WHAT THE TASK ASKS =
Scan the data below and work out how many of its lines contain the word "value". Give only that number.

┌──

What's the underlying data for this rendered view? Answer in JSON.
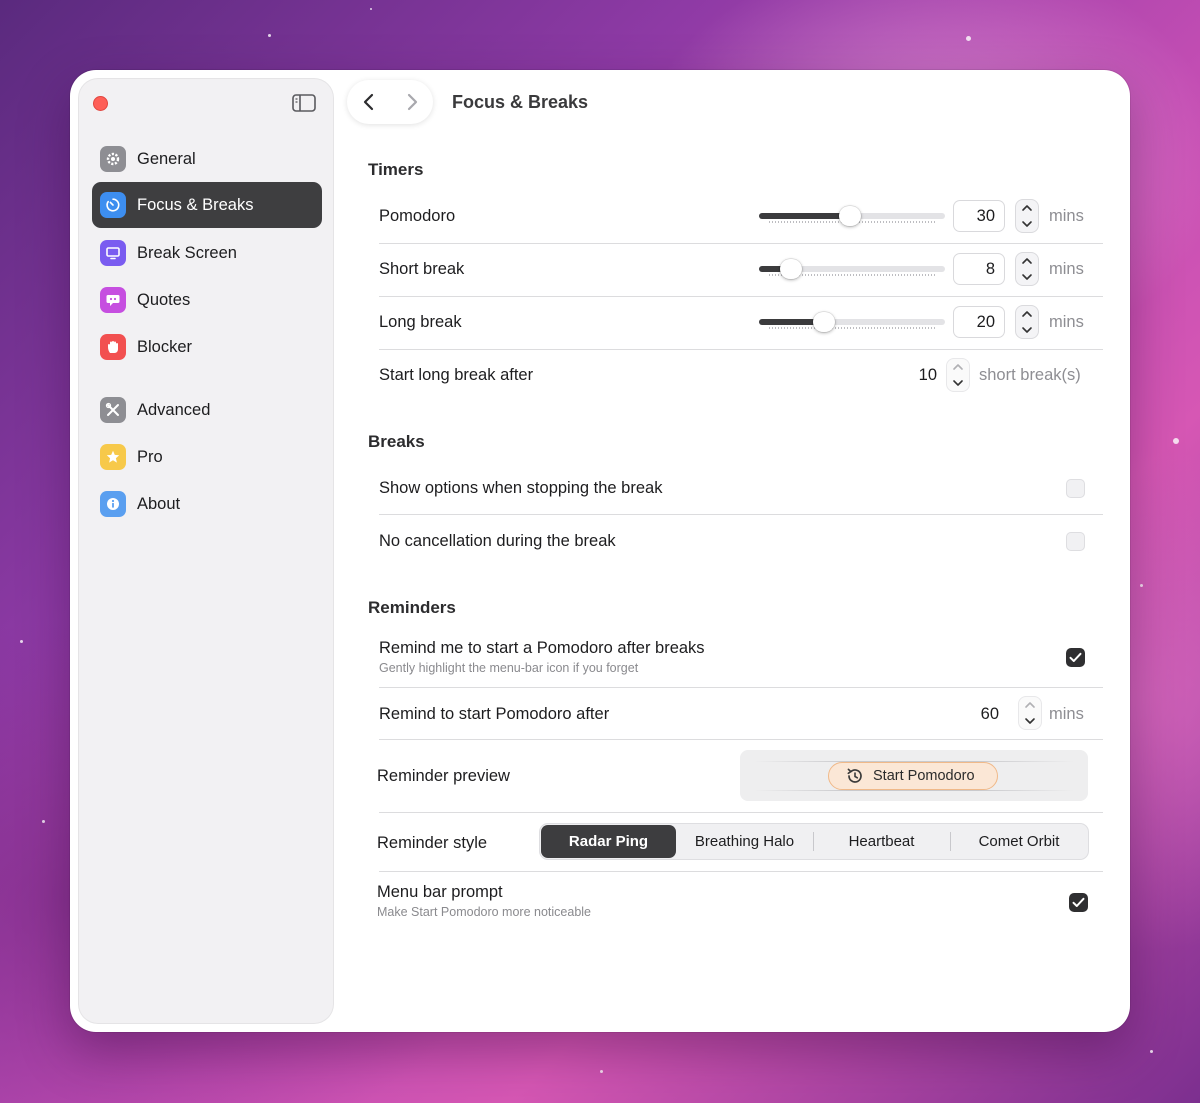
{
  "window": {
    "page_title": "Focus & Breaks"
  },
  "sidebar": {
    "items": [
      {
        "label": "General",
        "icon": "gear-icon",
        "color": "#8e8e93"
      },
      {
        "label": "Focus & Breaks",
        "icon": "timer-icon",
        "color": "#3d8ef0",
        "active": true
      },
      {
        "label": "Break Screen",
        "icon": "display-icon",
        "color": "#7a5cf0"
      },
      {
        "label": "Quotes",
        "icon": "quote-bubble-icon",
        "color": "#c64fe0"
      },
      {
        "label": "Blocker",
        "icon": "hand-icon",
        "color": "#f25050"
      },
      {
        "label": "Advanced",
        "icon": "tools-icon",
        "color": "#8e8e93"
      },
      {
        "label": "Pro",
        "icon": "star-icon",
        "color": "#f7c94a"
      },
      {
        "label": "About",
        "icon": "info-icon",
        "color": "#5a9ff0"
      }
    ]
  },
  "timers": {
    "title": "Timers",
    "pomodoro": {
      "label": "Pomodoro",
      "value": "30",
      "unit": "mins",
      "level": 0.49
    },
    "short_break": {
      "label": "Short break",
      "value": "8",
      "unit": "mins",
      "level": 0.17
    },
    "long_break": {
      "label": "Long break",
      "value": "20",
      "unit": "mins",
      "level": 0.35
    },
    "long_after": {
      "label": "Start long break after",
      "value": "10",
      "unit": "short break(s)"
    }
  },
  "breaks": {
    "title": "Breaks",
    "show_options": {
      "label": "Show options when stopping the break",
      "checked": false
    },
    "no_cancel": {
      "label": "No cancellation during the break",
      "checked": false
    }
  },
  "reminders": {
    "title": "Reminders",
    "remind_start": {
      "label": "Remind me to start a Pomodoro after breaks",
      "sub": "Gently highlight the menu-bar icon if you forget",
      "checked": true
    },
    "remind_after": {
      "label": "Remind to start Pomodoro after",
      "value": "60",
      "unit": "mins"
    },
    "preview": {
      "label": "Reminder preview",
      "button": "Start Pomodoro"
    },
    "style": {
      "label": "Reminder style",
      "options": [
        "Radar Ping",
        "Breathing Halo",
        "Heartbeat",
        "Comet Orbit"
      ],
      "selected": "Radar Ping"
    },
    "menu_bar": {
      "label": "Menu bar prompt",
      "sub": "Make Start Pomodoro more noticeable",
      "checked": true
    }
  }
}
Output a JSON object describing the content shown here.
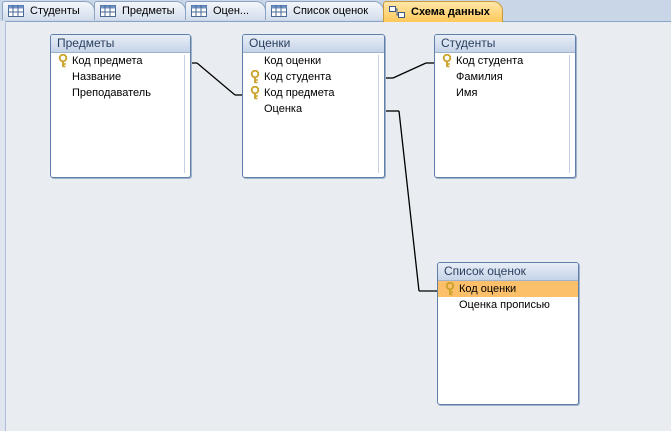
{
  "tabs": [
    {
      "label": "Студенты",
      "icon": "table-icon"
    },
    {
      "label": "Предметы",
      "icon": "table-icon"
    },
    {
      "label": "Оцен...",
      "icon": "table-icon"
    },
    {
      "label": "Список оценок",
      "icon": "table-icon"
    },
    {
      "label": "Схема данных",
      "icon": "relationships-icon"
    }
  ],
  "tables": {
    "predmety": {
      "title": "Предметы",
      "fields": [
        {
          "name": "Код предмета",
          "key": true
        },
        {
          "name": "Название",
          "key": false
        },
        {
          "name": "Преподаватель",
          "key": false
        }
      ]
    },
    "ocenki": {
      "title": "Оценки",
      "fields": [
        {
          "name": "Код оценки",
          "key": false
        },
        {
          "name": "Код студента",
          "key": true
        },
        {
          "name": "Код предмета",
          "key": true
        },
        {
          "name": "Оценка",
          "key": false
        }
      ]
    },
    "studenty": {
      "title": "Студенты",
      "fields": [
        {
          "name": "Код студента",
          "key": true
        },
        {
          "name": "Фамилия",
          "key": false
        },
        {
          "name": "Имя",
          "key": false
        }
      ]
    },
    "spisok": {
      "title": "Список оценок",
      "fields": [
        {
          "name": "Код оценки",
          "key": true,
          "selected": true
        },
        {
          "name": "Оценка прописью",
          "key": false
        }
      ]
    }
  },
  "colors": {
    "key_icon": "#c9a227",
    "selected_row": "#fcbf6a",
    "active_tab": "#ffc85a"
  }
}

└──

WORKED SOLUTION =
5